[Listed entries]
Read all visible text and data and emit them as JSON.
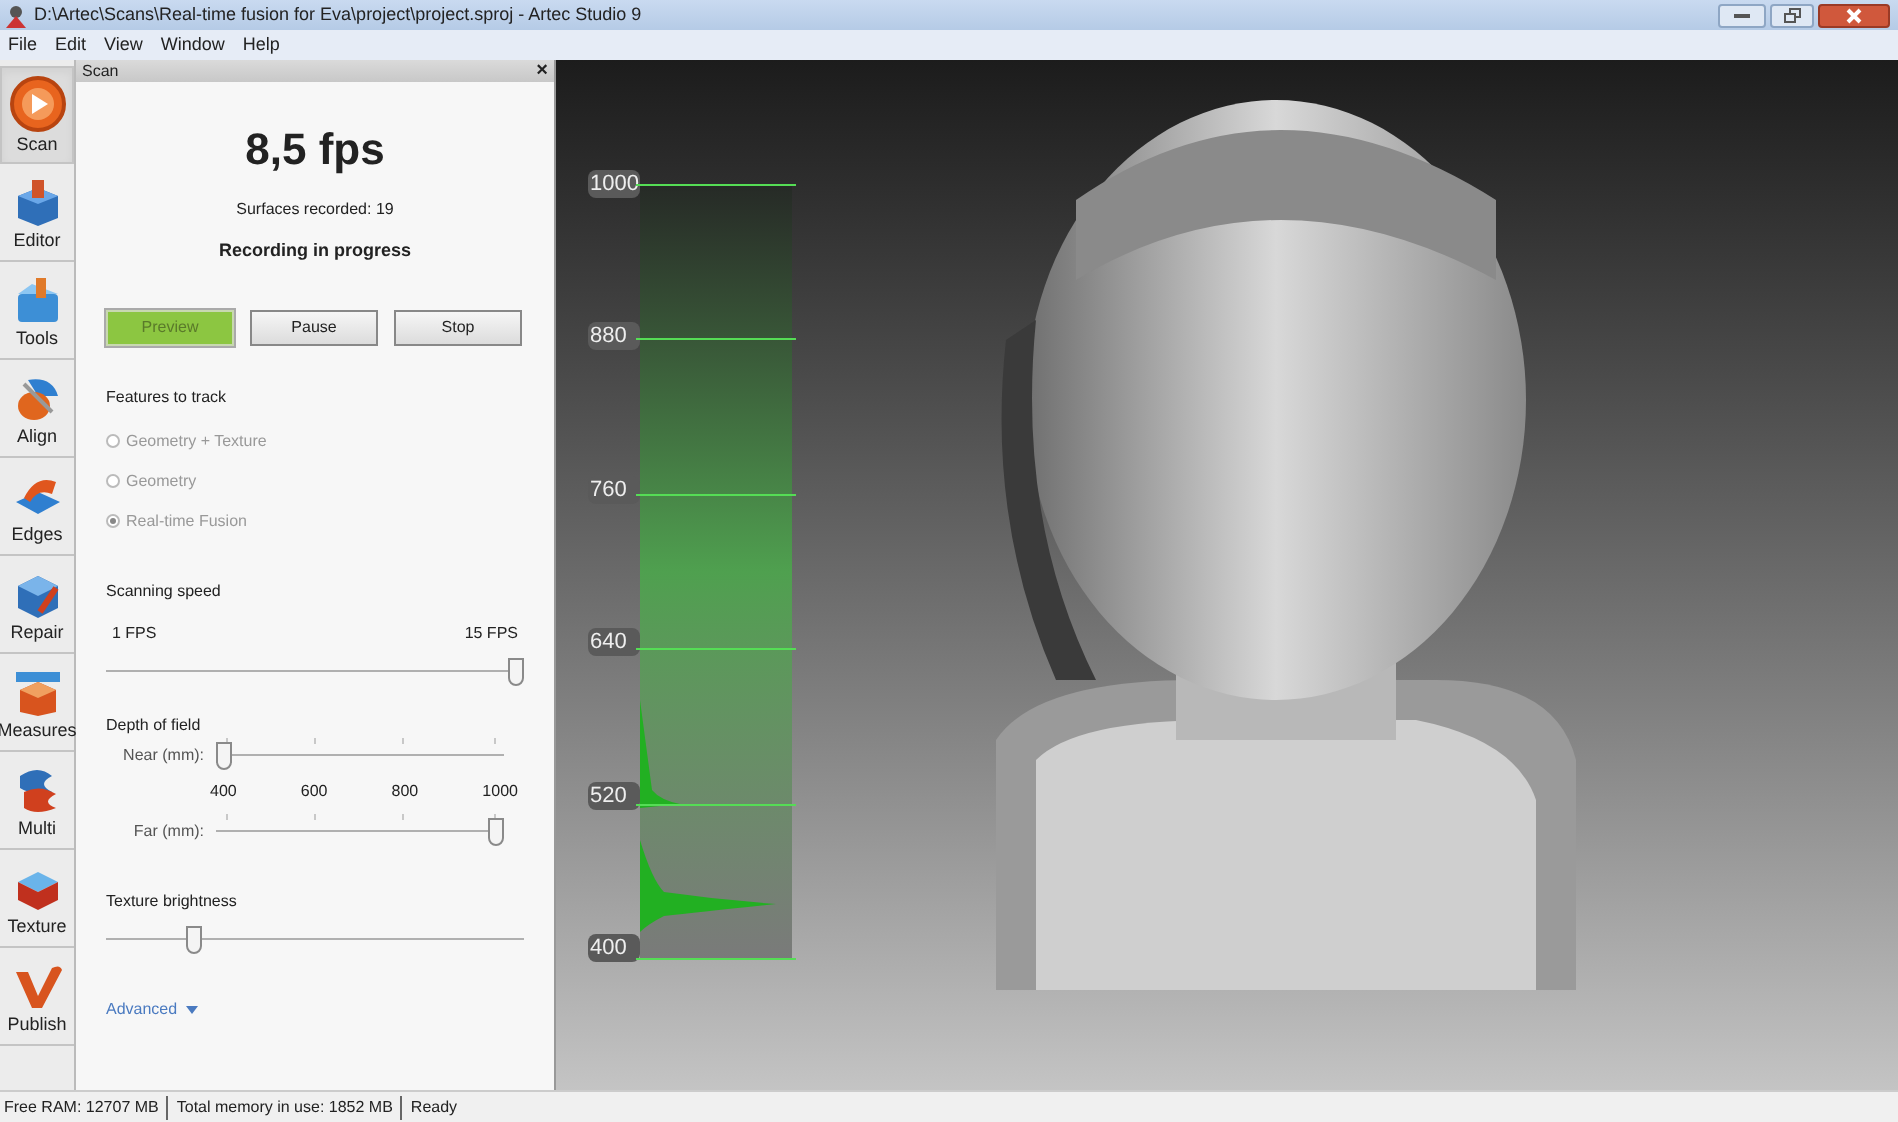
{
  "window": {
    "title": "D:\\Artec\\Scans\\Real-time fusion for Eva\\project\\project.sproj - Artec Studio 9"
  },
  "menu": [
    "File",
    "Edit",
    "View",
    "Window",
    "Help"
  ],
  "toolbar": [
    {
      "label": "Scan",
      "selected": true
    },
    {
      "label": "Editor",
      "selected": false
    },
    {
      "label": "Tools",
      "selected": false
    },
    {
      "label": "Align",
      "selected": false
    },
    {
      "label": "Edges",
      "selected": false
    },
    {
      "label": "Repair",
      "selected": false
    },
    {
      "label": "Measures",
      "selected": false
    },
    {
      "label": "Multi",
      "selected": false
    },
    {
      "label": "Texture",
      "selected": false
    },
    {
      "label": "Publish",
      "selected": false
    }
  ],
  "panel": {
    "title": "Scan",
    "close": "×",
    "fps": "8,5 fps",
    "surfaces": "Surfaces recorded: 19",
    "status": "Recording in progress",
    "buttons": [
      {
        "label": "Preview",
        "selected": true
      },
      {
        "label": "Pause",
        "selected": false
      },
      {
        "label": "Stop",
        "selected": false
      }
    ],
    "features_label": "Features to track",
    "features": [
      {
        "label": "Geometry + Texture",
        "selected": false,
        "disabled": true
      },
      {
        "label": "Geometry",
        "selected": false,
        "disabled": true
      },
      {
        "label": "Real-time Fusion",
        "selected": true,
        "disabled": true
      }
    ],
    "speed": {
      "label": "Scanning speed",
      "min": "1 FPS",
      "max": "15 FPS",
      "level": 1.0
    },
    "depth": {
      "label": "Depth of field",
      "near": {
        "label": "Near (mm):",
        "level": 0.0
      },
      "ticks": [
        "400",
        "600",
        "800",
        "1000"
      ],
      "far": {
        "label": "Far (mm):",
        "level": 1.0
      }
    },
    "brightness": {
      "label": "Texture brightness",
      "level": 0.2
    },
    "advanced": "Advanced"
  },
  "viewport": {
    "depth_scale": [
      "1000",
      "880",
      "760",
      "640",
      "520",
      "400"
    ]
  },
  "status_bar": [
    "Free RAM: 12707 MB",
    "Total memory in use: 1852 MB",
    "Ready"
  ]
}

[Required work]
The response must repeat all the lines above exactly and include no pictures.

[Written solution]
Read all visible text and data and emit them as JSON.
{
  "window": {
    "title": "D:\\Artec\\Scans\\Real-time fusion for Eva\\project\\project.sproj - Artec Studio 9"
  },
  "menu": [
    "File",
    "Edit",
    "View",
    "Window",
    "Help"
  ],
  "toolbar": [
    {
      "label": "Scan",
      "selected": true
    },
    {
      "label": "Editor",
      "selected": false
    },
    {
      "label": "Tools",
      "selected": false
    },
    {
      "label": "Align",
      "selected": false
    },
    {
      "label": "Edges",
      "selected": false
    },
    {
      "label": "Repair",
      "selected": false
    },
    {
      "label": "Measures",
      "selected": false
    },
    {
      "label": "Multi",
      "selected": false
    },
    {
      "label": "Texture",
      "selected": false
    },
    {
      "label": "Publish",
      "selected": false
    }
  ],
  "panel": {
    "title": "Scan",
    "close": "×",
    "fps": "8,5 fps",
    "surfaces": "Surfaces recorded: 19",
    "status": "Recording in progress",
    "buttons": [
      {
        "label": "Preview",
        "selected": true
      },
      {
        "label": "Pause",
        "selected": false
      },
      {
        "label": "Stop",
        "selected": false
      }
    ],
    "features_label": "Features to track",
    "features": [
      {
        "label": "Geometry + Texture",
        "selected": false,
        "disabled": true
      },
      {
        "label": "Geometry",
        "selected": false,
        "disabled": true
      },
      {
        "label": "Real-time Fusion",
        "selected": true,
        "disabled": true
      }
    ],
    "speed": {
      "label": "Scanning speed",
      "min": "1 FPS",
      "max": "15 FPS",
      "level": 1.0
    },
    "depth": {
      "label": "Depth of field",
      "near": {
        "label": "Near (mm):",
        "level": 0.0
      },
      "ticks": [
        "400",
        "600",
        "800",
        "1000"
      ],
      "far": {
        "label": "Far (mm):",
        "level": 1.0
      }
    },
    "brightness": {
      "label": "Texture brightness",
      "level": 0.2
    },
    "advanced": "Advanced"
  },
  "viewport": {
    "depth_scale": [
      "1000",
      "880",
      "760",
      "640",
      "520",
      "400"
    ]
  },
  "status_bar": [
    "Free RAM: 12707 MB",
    "Total memory in use: 1852 MB",
    "Ready"
  ]
}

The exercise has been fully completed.